* _EXERCISE GOAL_:
Reproduce the listing in full. Omit the pictures.

* _DATASET RECORDS_:
════════════════

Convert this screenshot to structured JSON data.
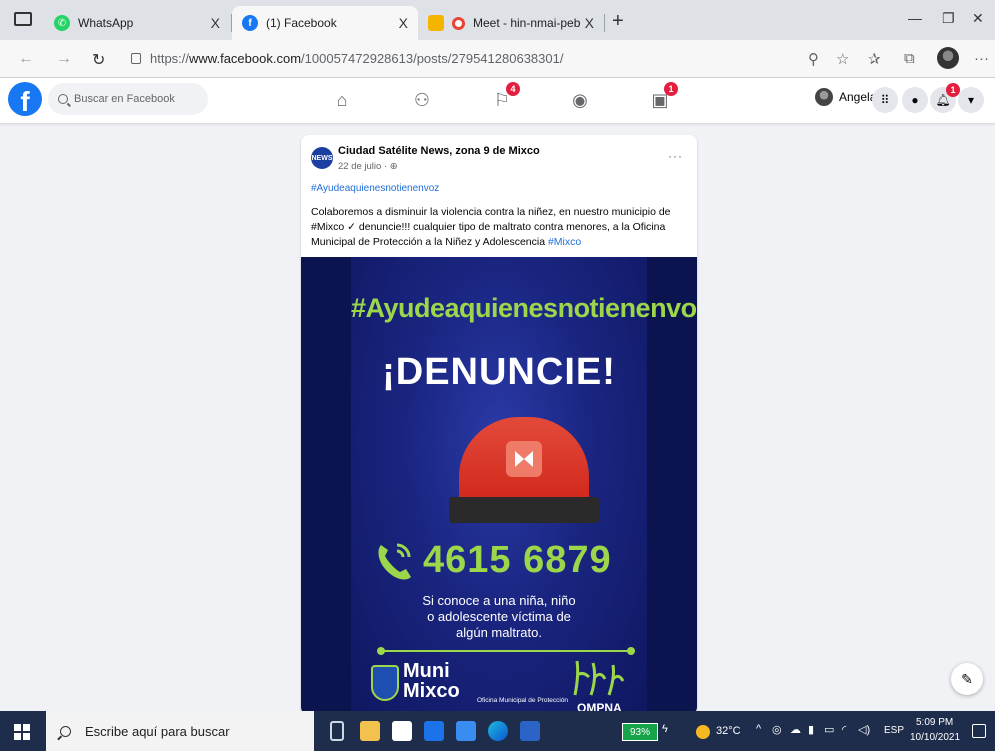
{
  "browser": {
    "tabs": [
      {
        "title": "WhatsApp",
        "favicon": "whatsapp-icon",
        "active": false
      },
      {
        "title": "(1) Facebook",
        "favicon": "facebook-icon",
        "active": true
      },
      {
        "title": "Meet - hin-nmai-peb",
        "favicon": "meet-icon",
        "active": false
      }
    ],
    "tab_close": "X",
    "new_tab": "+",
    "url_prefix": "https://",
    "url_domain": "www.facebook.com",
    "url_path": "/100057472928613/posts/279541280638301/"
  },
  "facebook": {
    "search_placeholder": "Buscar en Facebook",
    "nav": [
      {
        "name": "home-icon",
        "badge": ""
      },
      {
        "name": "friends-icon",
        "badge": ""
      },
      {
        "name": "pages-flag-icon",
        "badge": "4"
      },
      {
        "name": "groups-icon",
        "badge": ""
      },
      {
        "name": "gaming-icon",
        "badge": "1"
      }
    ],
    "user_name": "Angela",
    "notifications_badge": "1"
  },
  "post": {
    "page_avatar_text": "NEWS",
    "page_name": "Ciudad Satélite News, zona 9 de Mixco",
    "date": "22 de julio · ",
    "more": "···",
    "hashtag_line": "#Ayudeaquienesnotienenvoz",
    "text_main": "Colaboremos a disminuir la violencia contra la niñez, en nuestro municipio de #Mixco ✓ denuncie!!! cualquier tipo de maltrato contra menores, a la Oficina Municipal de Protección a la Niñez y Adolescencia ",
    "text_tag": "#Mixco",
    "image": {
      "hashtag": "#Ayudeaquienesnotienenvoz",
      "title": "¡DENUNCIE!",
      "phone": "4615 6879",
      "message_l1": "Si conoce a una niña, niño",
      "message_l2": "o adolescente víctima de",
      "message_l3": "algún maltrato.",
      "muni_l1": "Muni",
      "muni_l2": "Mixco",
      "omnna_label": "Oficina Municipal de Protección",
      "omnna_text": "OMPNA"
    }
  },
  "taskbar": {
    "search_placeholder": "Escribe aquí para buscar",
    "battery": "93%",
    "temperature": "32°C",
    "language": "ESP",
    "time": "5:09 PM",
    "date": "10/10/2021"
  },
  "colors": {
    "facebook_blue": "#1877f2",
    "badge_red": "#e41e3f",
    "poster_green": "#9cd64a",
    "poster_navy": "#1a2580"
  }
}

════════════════

* _WORKED SOLUTION_:
Convert this screenshot to structured JSON data.
{
  "browser": {
    "tabs": [
      {
        "title": "WhatsApp",
        "favicon": "whatsapp-icon",
        "active": false
      },
      {
        "title": "(1) Facebook",
        "favicon": "facebook-icon",
        "active": true
      },
      {
        "title": "Meet - hin-nmai-peb",
        "favicon": "meet-icon",
        "active": false
      }
    ],
    "tab_close": "X",
    "new_tab": "+",
    "url_prefix": "https://",
    "url_domain": "www.facebook.com",
    "url_path": "/100057472928613/posts/279541280638301/"
  },
  "facebook": {
    "search_placeholder": "Buscar en Facebook",
    "nav": [
      {
        "name": "home-icon",
        "badge": ""
      },
      {
        "name": "friends-icon",
        "badge": ""
      },
      {
        "name": "pages-flag-icon",
        "badge": "4"
      },
      {
        "name": "groups-icon",
        "badge": ""
      },
      {
        "name": "gaming-icon",
        "badge": "1"
      }
    ],
    "user_name": "Angela",
    "notifications_badge": "1"
  },
  "post": {
    "page_avatar_text": "NEWS",
    "page_name": "Ciudad Satélite News, zona 9 de Mixco",
    "date": "22 de julio · ",
    "more": "···",
    "hashtag_line": "#Ayudeaquienesnotienenvoz",
    "text_main": "Colaboremos a disminuir la violencia contra la niñez, en nuestro municipio de #Mixco ✓ denuncie!!! cualquier tipo de maltrato contra menores, a la Oficina Municipal de Protección a la Niñez y Adolescencia ",
    "text_tag": "#Mixco",
    "image": {
      "hashtag": "#Ayudeaquienesnotienenvoz",
      "title": "¡DENUNCIE!",
      "phone": "4615 6879",
      "message_l1": "Si conoce a una niña, niño",
      "message_l2": "o adolescente víctima de",
      "message_l3": "algún maltrato.",
      "muni_l1": "Muni",
      "muni_l2": "Mixco",
      "omnna_label": "Oficina Municipal de Protección",
      "omnna_text": "OMPNA"
    }
  },
  "taskbar": {
    "search_placeholder": "Escribe aquí para buscar",
    "battery": "93%",
    "temperature": "32°C",
    "language": "ESP",
    "time": "5:09 PM",
    "date": "10/10/2021"
  },
  "colors": {
    "facebook_blue": "#1877f2",
    "badge_red": "#e41e3f",
    "poster_green": "#9cd64a",
    "poster_navy": "#1a2580"
  }
}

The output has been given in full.